Web page and app entries:
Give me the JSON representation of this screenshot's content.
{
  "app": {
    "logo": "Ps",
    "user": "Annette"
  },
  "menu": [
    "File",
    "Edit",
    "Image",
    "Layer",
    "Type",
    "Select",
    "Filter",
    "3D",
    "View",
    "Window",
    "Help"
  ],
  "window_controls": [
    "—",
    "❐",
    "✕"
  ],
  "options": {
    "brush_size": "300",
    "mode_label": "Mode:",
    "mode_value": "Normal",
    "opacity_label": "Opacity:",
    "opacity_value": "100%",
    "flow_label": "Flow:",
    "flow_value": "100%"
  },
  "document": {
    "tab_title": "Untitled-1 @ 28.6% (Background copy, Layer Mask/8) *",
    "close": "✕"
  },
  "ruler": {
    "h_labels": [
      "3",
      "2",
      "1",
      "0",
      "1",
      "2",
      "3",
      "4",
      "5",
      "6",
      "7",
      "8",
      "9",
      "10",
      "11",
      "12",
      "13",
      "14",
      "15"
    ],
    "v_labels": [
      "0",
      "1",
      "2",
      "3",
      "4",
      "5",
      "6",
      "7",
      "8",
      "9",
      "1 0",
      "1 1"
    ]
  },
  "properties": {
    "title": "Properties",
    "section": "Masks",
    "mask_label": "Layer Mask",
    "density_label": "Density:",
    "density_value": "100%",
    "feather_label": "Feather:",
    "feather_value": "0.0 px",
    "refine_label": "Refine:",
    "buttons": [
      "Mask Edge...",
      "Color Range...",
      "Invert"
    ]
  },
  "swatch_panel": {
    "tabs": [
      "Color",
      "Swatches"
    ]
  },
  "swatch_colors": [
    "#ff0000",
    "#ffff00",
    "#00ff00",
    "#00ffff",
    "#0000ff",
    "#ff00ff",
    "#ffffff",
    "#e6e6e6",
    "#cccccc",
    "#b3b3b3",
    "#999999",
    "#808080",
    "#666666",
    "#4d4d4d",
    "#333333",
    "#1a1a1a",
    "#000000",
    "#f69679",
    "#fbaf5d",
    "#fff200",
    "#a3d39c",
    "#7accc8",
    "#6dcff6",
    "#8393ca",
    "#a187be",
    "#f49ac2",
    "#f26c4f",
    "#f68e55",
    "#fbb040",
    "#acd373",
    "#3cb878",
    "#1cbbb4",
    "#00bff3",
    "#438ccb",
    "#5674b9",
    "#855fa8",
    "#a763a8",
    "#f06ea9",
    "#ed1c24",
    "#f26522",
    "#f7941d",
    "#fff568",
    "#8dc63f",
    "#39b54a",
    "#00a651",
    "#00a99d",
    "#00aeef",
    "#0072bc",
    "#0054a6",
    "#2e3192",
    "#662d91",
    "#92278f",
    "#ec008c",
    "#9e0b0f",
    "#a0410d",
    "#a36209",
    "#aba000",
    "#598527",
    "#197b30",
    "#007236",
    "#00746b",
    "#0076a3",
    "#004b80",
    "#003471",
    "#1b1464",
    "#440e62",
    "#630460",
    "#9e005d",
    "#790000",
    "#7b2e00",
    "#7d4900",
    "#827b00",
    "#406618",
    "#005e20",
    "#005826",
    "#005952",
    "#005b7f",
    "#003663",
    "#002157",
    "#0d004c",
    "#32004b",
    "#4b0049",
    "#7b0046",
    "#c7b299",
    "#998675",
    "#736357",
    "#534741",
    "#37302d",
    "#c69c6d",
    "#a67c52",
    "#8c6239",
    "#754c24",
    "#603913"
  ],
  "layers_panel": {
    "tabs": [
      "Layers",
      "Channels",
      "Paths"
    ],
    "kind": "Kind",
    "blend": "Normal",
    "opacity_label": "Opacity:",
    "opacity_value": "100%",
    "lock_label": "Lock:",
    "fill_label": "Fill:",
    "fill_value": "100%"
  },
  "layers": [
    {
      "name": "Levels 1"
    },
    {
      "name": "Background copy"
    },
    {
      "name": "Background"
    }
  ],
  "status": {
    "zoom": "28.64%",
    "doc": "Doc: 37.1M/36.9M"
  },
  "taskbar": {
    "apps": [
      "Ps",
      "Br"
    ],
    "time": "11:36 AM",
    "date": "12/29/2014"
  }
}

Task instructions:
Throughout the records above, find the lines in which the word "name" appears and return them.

Response to the exercise:
      "name": "Levels 1"
      "name": "Background copy"
      "name": "Background"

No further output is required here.